Data about app and page elements:
=== Begin Enclosure ===

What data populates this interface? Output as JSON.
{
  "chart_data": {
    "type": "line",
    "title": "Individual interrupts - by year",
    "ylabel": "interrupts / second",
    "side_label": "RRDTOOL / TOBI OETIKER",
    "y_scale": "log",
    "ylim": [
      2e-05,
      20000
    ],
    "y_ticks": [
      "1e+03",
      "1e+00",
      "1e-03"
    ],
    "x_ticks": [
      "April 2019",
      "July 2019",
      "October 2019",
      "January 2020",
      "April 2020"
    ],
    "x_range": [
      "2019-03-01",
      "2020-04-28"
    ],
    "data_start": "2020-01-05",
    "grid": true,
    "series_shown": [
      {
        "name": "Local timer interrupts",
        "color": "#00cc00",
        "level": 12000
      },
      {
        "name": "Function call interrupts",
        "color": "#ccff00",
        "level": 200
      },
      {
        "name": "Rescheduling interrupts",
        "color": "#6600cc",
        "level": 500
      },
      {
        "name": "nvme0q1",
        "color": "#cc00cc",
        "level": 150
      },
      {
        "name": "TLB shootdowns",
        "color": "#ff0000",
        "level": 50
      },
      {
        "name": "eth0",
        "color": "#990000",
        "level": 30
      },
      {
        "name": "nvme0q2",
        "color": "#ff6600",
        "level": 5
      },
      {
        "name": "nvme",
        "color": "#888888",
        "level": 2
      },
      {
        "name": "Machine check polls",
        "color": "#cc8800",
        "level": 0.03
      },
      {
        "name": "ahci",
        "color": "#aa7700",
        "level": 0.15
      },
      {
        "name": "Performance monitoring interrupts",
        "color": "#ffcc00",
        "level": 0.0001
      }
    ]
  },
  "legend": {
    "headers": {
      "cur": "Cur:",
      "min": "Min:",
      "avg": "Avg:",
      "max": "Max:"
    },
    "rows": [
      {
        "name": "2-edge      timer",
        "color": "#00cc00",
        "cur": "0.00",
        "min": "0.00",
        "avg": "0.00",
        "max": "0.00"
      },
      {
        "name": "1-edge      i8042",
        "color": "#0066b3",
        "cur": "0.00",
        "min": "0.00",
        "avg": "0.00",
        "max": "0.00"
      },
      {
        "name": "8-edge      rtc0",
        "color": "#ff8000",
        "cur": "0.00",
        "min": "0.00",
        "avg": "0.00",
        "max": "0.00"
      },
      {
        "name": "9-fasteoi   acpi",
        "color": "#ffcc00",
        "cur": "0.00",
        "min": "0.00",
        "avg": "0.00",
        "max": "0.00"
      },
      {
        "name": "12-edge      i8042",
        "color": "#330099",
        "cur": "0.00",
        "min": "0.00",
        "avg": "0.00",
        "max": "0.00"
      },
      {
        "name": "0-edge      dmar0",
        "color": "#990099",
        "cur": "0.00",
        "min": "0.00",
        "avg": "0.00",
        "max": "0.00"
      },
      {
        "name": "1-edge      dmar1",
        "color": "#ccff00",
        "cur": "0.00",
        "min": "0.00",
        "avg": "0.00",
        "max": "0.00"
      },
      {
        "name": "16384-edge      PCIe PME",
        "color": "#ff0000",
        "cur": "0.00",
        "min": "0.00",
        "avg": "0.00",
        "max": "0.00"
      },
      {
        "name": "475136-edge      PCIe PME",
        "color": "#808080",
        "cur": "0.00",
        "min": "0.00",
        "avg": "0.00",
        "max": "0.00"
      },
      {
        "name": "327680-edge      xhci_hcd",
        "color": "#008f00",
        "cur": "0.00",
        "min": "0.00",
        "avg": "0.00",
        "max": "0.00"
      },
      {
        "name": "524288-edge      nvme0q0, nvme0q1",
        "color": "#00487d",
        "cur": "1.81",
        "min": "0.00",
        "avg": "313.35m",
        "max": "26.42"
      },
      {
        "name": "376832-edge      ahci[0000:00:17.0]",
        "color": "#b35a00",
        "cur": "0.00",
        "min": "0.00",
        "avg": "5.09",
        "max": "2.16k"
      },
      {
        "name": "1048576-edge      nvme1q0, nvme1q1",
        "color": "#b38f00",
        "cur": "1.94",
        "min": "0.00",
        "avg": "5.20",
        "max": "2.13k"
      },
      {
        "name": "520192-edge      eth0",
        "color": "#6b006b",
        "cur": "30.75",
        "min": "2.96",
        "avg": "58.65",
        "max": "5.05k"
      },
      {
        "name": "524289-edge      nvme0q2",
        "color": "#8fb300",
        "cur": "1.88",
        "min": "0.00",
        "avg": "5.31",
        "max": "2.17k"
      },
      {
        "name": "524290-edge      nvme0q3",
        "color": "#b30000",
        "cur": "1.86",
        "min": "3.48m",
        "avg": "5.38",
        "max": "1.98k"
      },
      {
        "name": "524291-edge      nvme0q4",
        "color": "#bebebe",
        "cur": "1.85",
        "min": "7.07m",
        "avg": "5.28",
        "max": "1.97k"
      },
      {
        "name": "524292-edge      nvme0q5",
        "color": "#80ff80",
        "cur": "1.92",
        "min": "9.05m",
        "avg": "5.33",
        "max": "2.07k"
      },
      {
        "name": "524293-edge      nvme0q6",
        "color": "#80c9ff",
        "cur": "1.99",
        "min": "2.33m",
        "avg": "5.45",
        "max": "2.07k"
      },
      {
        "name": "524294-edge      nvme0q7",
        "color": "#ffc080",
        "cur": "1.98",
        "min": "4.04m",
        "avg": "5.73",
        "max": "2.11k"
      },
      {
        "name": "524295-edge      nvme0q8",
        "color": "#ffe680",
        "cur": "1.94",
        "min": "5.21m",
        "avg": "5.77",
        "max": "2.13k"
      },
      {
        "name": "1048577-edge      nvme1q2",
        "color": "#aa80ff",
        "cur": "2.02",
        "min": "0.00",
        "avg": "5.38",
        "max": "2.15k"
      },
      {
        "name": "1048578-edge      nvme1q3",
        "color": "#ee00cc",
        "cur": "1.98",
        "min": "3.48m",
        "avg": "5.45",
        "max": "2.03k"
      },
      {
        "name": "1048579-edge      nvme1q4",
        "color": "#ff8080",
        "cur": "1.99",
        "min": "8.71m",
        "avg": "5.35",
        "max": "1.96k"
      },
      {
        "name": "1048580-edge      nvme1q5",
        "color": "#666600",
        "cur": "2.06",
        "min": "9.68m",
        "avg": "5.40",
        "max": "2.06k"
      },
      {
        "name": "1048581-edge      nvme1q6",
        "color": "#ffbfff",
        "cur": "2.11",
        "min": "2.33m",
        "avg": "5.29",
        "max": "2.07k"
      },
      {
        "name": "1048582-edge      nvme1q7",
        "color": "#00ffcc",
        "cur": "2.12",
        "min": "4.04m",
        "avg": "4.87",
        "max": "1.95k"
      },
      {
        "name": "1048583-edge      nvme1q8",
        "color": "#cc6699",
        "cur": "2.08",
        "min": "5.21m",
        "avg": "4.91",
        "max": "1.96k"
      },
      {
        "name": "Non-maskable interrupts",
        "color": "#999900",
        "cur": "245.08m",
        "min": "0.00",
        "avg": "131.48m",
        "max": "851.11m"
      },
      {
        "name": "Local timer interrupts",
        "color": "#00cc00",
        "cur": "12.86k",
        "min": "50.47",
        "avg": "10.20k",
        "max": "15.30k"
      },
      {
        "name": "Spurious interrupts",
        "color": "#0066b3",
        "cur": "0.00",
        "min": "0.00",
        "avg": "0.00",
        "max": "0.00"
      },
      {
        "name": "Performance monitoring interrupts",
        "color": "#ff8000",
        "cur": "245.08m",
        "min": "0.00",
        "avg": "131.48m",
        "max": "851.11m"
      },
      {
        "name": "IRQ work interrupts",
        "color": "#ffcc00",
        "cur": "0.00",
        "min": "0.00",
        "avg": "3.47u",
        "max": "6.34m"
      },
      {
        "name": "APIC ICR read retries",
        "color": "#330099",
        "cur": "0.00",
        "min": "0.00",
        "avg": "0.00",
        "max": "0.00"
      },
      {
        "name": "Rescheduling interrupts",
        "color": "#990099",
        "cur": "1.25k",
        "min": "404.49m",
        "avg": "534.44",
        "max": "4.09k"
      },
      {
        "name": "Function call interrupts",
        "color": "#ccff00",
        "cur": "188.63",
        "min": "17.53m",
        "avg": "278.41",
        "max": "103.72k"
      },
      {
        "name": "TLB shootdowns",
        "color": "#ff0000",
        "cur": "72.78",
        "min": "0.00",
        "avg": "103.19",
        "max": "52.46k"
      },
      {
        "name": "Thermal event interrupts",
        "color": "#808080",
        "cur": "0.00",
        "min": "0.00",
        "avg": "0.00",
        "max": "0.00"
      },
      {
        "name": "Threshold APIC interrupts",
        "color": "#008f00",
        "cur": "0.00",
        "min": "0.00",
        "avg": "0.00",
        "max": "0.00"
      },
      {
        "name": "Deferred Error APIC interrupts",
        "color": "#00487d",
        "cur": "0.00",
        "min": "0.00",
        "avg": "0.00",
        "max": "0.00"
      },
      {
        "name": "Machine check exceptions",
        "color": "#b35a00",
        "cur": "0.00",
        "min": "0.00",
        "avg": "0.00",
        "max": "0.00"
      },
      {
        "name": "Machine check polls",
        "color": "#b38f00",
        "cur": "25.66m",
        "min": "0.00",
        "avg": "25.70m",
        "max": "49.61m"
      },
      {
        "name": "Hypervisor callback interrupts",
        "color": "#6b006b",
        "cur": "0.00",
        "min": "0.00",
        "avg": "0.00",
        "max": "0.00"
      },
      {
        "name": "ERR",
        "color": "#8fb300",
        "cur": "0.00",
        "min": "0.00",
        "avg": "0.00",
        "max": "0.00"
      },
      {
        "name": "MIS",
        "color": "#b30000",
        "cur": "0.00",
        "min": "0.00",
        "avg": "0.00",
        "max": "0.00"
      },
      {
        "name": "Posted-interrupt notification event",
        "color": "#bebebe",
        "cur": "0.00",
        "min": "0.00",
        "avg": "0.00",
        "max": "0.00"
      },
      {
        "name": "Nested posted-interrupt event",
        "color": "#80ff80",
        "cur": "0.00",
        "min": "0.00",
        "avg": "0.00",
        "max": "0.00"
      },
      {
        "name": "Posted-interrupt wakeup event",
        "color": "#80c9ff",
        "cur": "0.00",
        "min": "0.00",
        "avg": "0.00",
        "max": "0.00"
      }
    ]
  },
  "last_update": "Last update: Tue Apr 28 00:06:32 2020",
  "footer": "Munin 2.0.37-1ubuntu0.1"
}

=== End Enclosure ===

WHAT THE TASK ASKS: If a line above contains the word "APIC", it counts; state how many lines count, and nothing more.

RESPONSE AREA: 3